If a record holds a picture, leave the picture out, but write out everything else exactly.
━━━━━━━━
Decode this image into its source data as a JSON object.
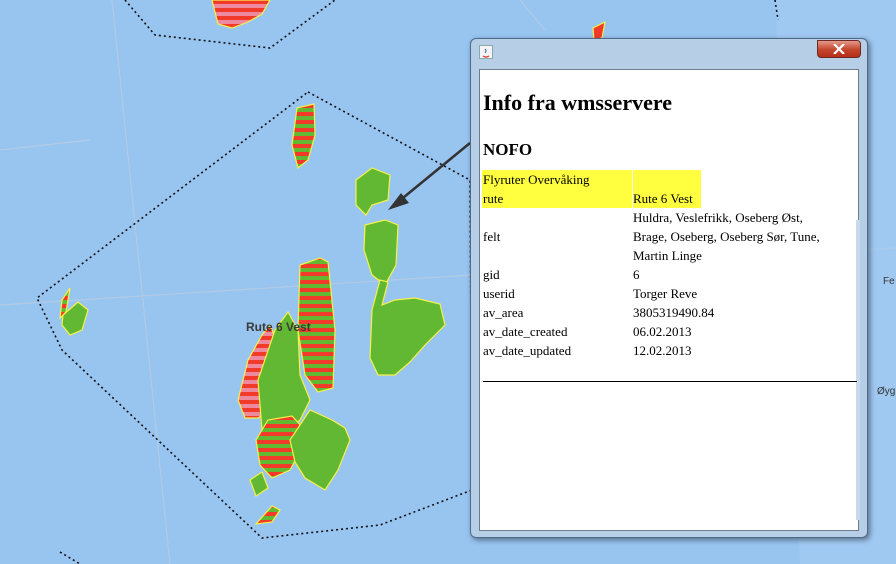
{
  "map": {
    "route_label": "Rute 6 Vest",
    "edge_labels": [
      "Fe",
      "Øyg"
    ]
  },
  "info_window": {
    "heading": "Info fra wmsservere",
    "source": "NOFO",
    "layer_name": "Flyruter Overvåking",
    "attributes": [
      {
        "key": "rute",
        "value": "Rute 6 Vest",
        "highlight": true
      },
      {
        "key": "felt",
        "value_lines": [
          "Huldra, Veslefrikk, Oseberg Øst,",
          "Brage, Oseberg, Oseberg Sør, Tune,",
          "Martin Linge"
        ]
      },
      {
        "key": "gid",
        "value": "6"
      },
      {
        "key": "userid",
        "value": "Torger Reve"
      },
      {
        "key": "av_area",
        "value": "3805319490.84"
      },
      {
        "key": "av_date_created",
        "value": "06.02.2013"
      },
      {
        "key": "av_date_updated",
        "value": "12.02.2013"
      }
    ]
  },
  "colors": {
    "sea": "#98c4f0",
    "field_green": "#62b832",
    "field_red": "#f23a2a",
    "field_pink": "#ee8aa0",
    "highlight": "#ffff40",
    "close_button": "#c4442c"
  },
  "icons": {
    "window_icon": "java-icon",
    "close": "close-icon",
    "pointer": "arrow-icon"
  }
}
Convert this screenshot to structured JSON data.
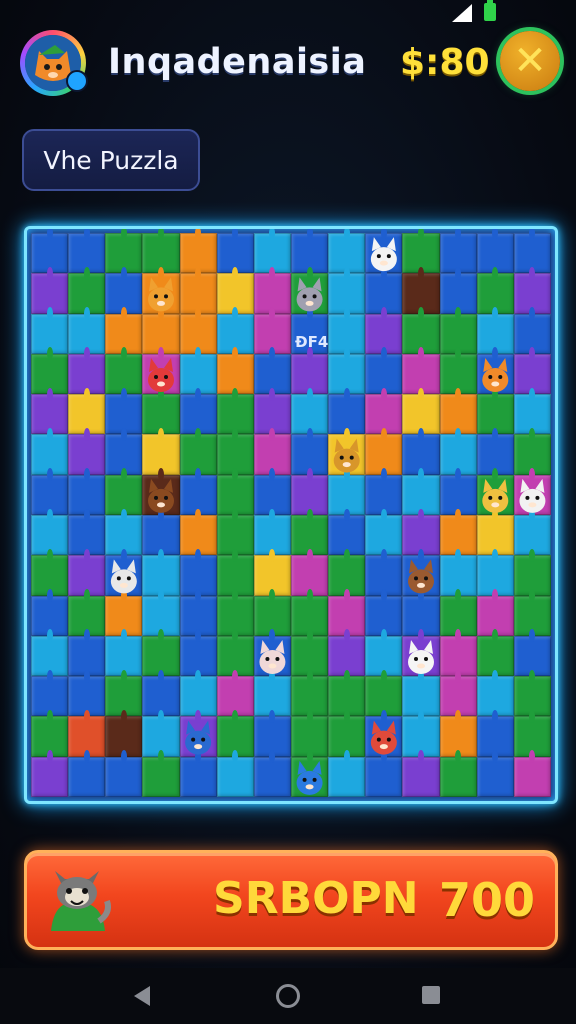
{
  "header": {
    "title": "Inqadenaisia",
    "money": "$:80"
  },
  "mode_label": "Vhe Puzzla",
  "board": {
    "columns": 14,
    "rows": 14,
    "overlay_text": "ÐF4",
    "palette": {
      "g": "#1f9e3a",
      "b": "#1f5fd0",
      "c": "#1ea8e0",
      "o": "#f08a1a",
      "y": "#f2c52a",
      "p": "#7a3fd0",
      "m": "#c23fb0",
      "r": "#e0502a",
      "d": "#5a2a1a",
      "l": "#4fd06a"
    },
    "tiles": [
      "bbggobcbcbgbbb",
      "pgbooymgcbdbgp",
      "ccooocmbcpggcb",
      "gpgmcobpcbmgbp",
      "pybgbgpcbmyogc",
      "cpbyggmbyobcbg",
      "bbgdbgbpcbcbgm",
      "cbcbogcgbcpoyc",
      "gpbcbgymgbbccg",
      "bgocbgggmbbgmg",
      "cbcgbgbgpcpmgb",
      "bbgbcmcgggcmcg",
      "grdcpgbggbcobg",
      "pbbgbcbgcbpgbm"
    ],
    "characters": [
      {
        "name": "fox-creature",
        "color": "#f0a030",
        "col": 3,
        "row": 1
      },
      {
        "name": "cat-creature",
        "color": "#f4f4f4",
        "col": 9,
        "row": 0
      },
      {
        "name": "mouse-creature",
        "color": "#a0a0b0",
        "col": 7,
        "row": 1
      },
      {
        "name": "gnome-creature",
        "color": "#e23a3a",
        "col": 3,
        "row": 3
      },
      {
        "name": "fox-creature-2",
        "color": "#f08a2a",
        "col": 12,
        "row": 3
      },
      {
        "name": "dog-creature",
        "color": "#d8962a",
        "col": 8,
        "row": 5
      },
      {
        "name": "cat-creature-2",
        "color": "#f2f2f2",
        "col": 13,
        "row": 6
      },
      {
        "name": "cat-creature-3",
        "color": "#f0c040",
        "col": 12,
        "row": 6
      },
      {
        "name": "bear-creature",
        "color": "#8a4a20",
        "col": 3,
        "row": 6
      },
      {
        "name": "cat-creature-4",
        "color": "#e8e8e8",
        "col": 2,
        "row": 8
      },
      {
        "name": "bear-creature-2",
        "color": "#9a5a30",
        "col": 10,
        "row": 8
      },
      {
        "name": "cat-creature-5",
        "color": "#f5f5f5",
        "col": 10,
        "row": 10
      },
      {
        "name": "cat-creature-6",
        "color": "#f0d8d8",
        "col": 6,
        "row": 10
      },
      {
        "name": "gnome-creature-2",
        "color": "#2a6ad0",
        "col": 4,
        "row": 12
      },
      {
        "name": "gnome-creature-3",
        "color": "#e04a3a",
        "col": 9,
        "row": 12
      },
      {
        "name": "penguin-creature",
        "color": "#2a7ae0",
        "col": 7,
        "row": 13
      }
    ]
  },
  "action_button": {
    "label": "SRBOPN",
    "value": "700"
  },
  "colors": {
    "accent_green": "#2dc25d",
    "gold": "#ffd93a",
    "board_glow": "#36c8ff",
    "button_orange": "#f2461e"
  },
  "icons": [
    "signal-icon",
    "battery-icon",
    "avatar-fox-icon",
    "close-icon",
    "back-nav-icon",
    "home-nav-icon",
    "recents-nav-icon"
  ]
}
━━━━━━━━
Answer section -
Decode this image into its source data as a JSON object.
{
  "map": {
    "route_label": "Rute 6 Vest",
    "edge_labels": [
      "Fe",
      "Øyg"
    ]
  },
  "info_window": {
    "heading": "Info fra wmsservere",
    "source": "NOFO",
    "layer_name": "Flyruter Overvåking",
    "attributes": [
      {
        "key": "rute",
        "value": "Rute 6 Vest",
        "highlight": true
      },
      {
        "key": "felt",
        "value_lines": [
          "Huldra, Veslefrikk, Oseberg Øst,",
          "Brage, Oseberg, Oseberg Sør, Tune,",
          "Martin Linge"
        ]
      },
      {
        "key": "gid",
        "value": "6"
      },
      {
        "key": "userid",
        "value": "Torger Reve"
      },
      {
        "key": "av_area",
        "value": "3805319490.84"
      },
      {
        "key": "av_date_created",
        "value": "06.02.2013"
      },
      {
        "key": "av_date_updated",
        "value": "12.02.2013"
      }
    ]
  },
  "colors": {
    "sea": "#98c4f0",
    "field_green": "#62b832",
    "field_red": "#f23a2a",
    "field_pink": "#ee8aa0",
    "highlight": "#ffff40",
    "close_button": "#c4442c"
  },
  "icons": {
    "window_icon": "java-icon",
    "close": "close-icon",
    "pointer": "arrow-icon"
  }
}
Convert this screenshot to structured JSON data.
{
  "header": {
    "title": "Inqadenaisia",
    "money": "$:80"
  },
  "mode_label": "Vhe Puzzla",
  "board": {
    "columns": 14,
    "rows": 14,
    "overlay_text": "ÐF4",
    "palette": {
      "g": "#1f9e3a",
      "b": "#1f5fd0",
      "c": "#1ea8e0",
      "o": "#f08a1a",
      "y": "#f2c52a",
      "p": "#7a3fd0",
      "m": "#c23fb0",
      "r": "#e0502a",
      "d": "#5a2a1a",
      "l": "#4fd06a"
    },
    "tiles": [
      "bbggobcbcbgbbb",
      "pgbooymgcbdbgp",
      "ccooocmbcpggcb",
      "gpgmcobpcbmgbp",
      "pybgbgpcbmyogc",
      "cpbyggmbyobcbg",
      "bbgdbgbpcbcbgm",
      "cbcbogcgbcpoyc",
      "gpbcbgymgbbccg",
      "bgocbgggmbbgmg",
      "cbcgbgbgpcpmgb",
      "bbgbcmcgggcmcg",
      "grdcpgbggbcobg",
      "pbbgbcbgcbpgbm"
    ],
    "characters": [
      {
        "name": "fox-creature",
        "color": "#f0a030",
        "col": 3,
        "row": 1
      },
      {
        "name": "cat-creature",
        "color": "#f4f4f4",
        "col": 9,
        "row": 0
      },
      {
        "name": "mouse-creature",
        "color": "#a0a0b0",
        "col": 7,
        "row": 1
      },
      {
        "name": "gnome-creature",
        "color": "#e23a3a",
        "col": 3,
        "row": 3
      },
      {
        "name": "fox-creature-2",
        "color": "#f08a2a",
        "col": 12,
        "row": 3
      },
      {
        "name": "dog-creature",
        "color": "#d8962a",
        "col": 8,
        "row": 5
      },
      {
        "name": "cat-creature-2",
        "color": "#f2f2f2",
        "col": 13,
        "row": 6
      },
      {
        "name": "cat-creature-3",
        "color": "#f0c040",
        "col": 12,
        "row": 6
      },
      {
        "name": "bear-creature",
        "color": "#8a4a20",
        "col": 3,
        "row": 6
      },
      {
        "name": "cat-creature-4",
        "color": "#e8e8e8",
        "col": 2,
        "row": 8
      },
      {
        "name": "bear-creature-2",
        "color": "#9a5a30",
        "col": 10,
        "row": 8
      },
      {
        "name": "cat-creature-5",
        "color": "#f5f5f5",
        "col": 10,
        "row": 10
      },
      {
        "name": "cat-creature-6",
        "color": "#f0d8d8",
        "col": 6,
        "row": 10
      },
      {
        "name": "gnome-creature-2",
        "color": "#2a6ad0",
        "col": 4,
        "row": 12
      },
      {
        "name": "gnome-creature-3",
        "color": "#e04a3a",
        "col": 9,
        "row": 12
      },
      {
        "name": "penguin-creature",
        "color": "#2a7ae0",
        "col": 7,
        "row": 13
      }
    ]
  },
  "action_button": {
    "label": "SRBOPN",
    "value": "700"
  },
  "colors": {
    "accent_green": "#2dc25d",
    "gold": "#ffd93a",
    "board_glow": "#36c8ff",
    "button_orange": "#f2461e"
  },
  "icons": [
    "signal-icon",
    "battery-icon",
    "avatar-fox-icon",
    "close-icon",
    "back-nav-icon",
    "home-nav-icon",
    "recents-nav-icon"
  ]
}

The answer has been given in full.